I got to hold a large Centipede which secretes cyanide as a defence mechanism and smells like amaretto.
I saw a lot of different birds and Hummingbirds around our lodgings, where you could lie in a hammock and watch them feed and fly by.
Dominical Birthday Celebrations
For my Birthday we went down to a beach town called Dominical. It was stunning and I danced on the beach during a storm. We later went out, and I and Tamaryn decided it was a good idea to drink straight rum to try and catch up with everyone - in hindsight, a bad idea.
We then went to this awesome rum bar which had a pool table, ping pong and darts. I proceeded to get very drunk and I vaguely remember playing darts and talking patch Spanish to the locals. Around 11 pm, I decided to walk back to the hostel and, on the way, ended up having a skewer off this street vendor and then talking to various lizards I saw on the rest of my walk. I got back and proceeded to throw up in the bathroom bin (the rum coming back to haunt me) and flop into bed.
One of the funniest things I remember is waking up and seeing Tamaryn in the bed across absolutely conked out with her head partially in a bag hanging off the bed. The next morning we had to be up horrifyingly early and Rosa, Jack and Sophie were still drunk but had made me vegan birthday pancakes which I proceeded to cry over.
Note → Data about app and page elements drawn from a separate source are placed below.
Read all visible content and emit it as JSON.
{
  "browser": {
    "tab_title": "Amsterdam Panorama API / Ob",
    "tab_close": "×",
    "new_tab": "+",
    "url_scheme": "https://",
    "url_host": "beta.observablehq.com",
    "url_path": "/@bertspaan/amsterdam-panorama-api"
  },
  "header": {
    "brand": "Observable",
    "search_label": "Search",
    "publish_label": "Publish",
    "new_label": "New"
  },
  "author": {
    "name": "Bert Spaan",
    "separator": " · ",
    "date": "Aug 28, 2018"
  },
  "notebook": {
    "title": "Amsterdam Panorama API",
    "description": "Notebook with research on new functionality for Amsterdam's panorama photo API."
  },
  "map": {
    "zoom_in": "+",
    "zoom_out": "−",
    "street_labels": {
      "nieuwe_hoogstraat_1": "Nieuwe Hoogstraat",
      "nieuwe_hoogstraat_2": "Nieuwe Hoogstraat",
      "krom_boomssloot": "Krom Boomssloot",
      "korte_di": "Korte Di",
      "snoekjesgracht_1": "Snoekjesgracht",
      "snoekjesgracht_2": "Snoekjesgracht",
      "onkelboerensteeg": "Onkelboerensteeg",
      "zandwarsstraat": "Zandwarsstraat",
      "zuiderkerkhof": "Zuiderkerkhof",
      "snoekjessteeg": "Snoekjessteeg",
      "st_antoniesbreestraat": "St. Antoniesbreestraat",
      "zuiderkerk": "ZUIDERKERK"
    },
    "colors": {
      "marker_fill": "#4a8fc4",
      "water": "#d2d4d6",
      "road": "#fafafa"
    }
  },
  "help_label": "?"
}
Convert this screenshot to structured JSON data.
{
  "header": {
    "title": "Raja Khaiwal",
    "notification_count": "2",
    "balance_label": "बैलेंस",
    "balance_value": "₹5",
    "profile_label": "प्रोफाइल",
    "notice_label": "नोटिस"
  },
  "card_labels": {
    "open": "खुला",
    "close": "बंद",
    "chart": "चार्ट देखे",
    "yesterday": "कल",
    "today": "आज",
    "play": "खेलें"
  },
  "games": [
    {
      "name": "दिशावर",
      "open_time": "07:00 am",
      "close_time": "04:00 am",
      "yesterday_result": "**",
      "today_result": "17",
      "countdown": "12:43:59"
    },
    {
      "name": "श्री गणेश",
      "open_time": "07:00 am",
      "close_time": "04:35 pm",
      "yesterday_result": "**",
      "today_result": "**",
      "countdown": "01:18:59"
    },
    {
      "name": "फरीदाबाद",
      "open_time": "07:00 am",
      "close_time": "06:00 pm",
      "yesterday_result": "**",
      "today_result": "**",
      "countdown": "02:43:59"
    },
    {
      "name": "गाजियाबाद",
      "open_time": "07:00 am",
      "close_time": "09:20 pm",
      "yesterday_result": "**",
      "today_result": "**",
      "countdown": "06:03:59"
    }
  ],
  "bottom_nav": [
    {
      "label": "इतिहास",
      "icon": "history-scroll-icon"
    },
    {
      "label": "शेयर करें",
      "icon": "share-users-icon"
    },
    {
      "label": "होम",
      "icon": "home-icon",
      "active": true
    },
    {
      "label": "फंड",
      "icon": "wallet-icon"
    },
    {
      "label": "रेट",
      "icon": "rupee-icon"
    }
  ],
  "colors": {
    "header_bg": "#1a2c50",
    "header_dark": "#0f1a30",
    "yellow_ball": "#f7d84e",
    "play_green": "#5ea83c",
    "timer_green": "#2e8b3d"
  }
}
Overall fantastic but weird weekend.
Manuel Antonio Animal Park
Another trip we had was to Manuel Antonio to go and see the sloths. We arrived in the most intense rain and we had to walk in to get to our hostel. We met Nickey, who had been volunteering at the reserve and had been travelling.
The next day, when we adventured to this animal park, it was unbearably humid and hot. But, It was amazing to see so many types of monkeys like Howler and Spider monkeys. I saw a few sloths but one little baby sloth I saw was just hitting itself in the head with its out of proportion claws, in the attempt to scratch an itch.
Later, we adventured to this amazing beach and swam. I had a strange but magical encounter with a racoon with a collar on which I was just wandering around. I put my hand out to it, knowing full well it could bite me, but it didn't and, instead, it just touched its nose on my hand. I felt so graced that it didn’t maul me, but in all fairness, it was wearing a collar so was likely somewhat domesticated.
After this amazing day, I fell ill with this awful bug that everyone else at the reserve had already got. And all I can say is, "thank goodness there were two toilets at the reserve".
What I take from my journey to Costa Rica
This trip was life-changing for me and essentially helped make me the person I am today. I would love to revisit Costa Rica as it is such an incredible country with so much to offer. Its kindness towards life and the environment is astonishing and is what made me fall in love with the country.
Our research contributed to future work and revealed a lot about work that still needs to be done and about the health of the forest. After the trip, the team met up for a Pot-Luck every month for a year or so, keeping the tradition alive. They are all some of the best people I've had the pleasure to meet.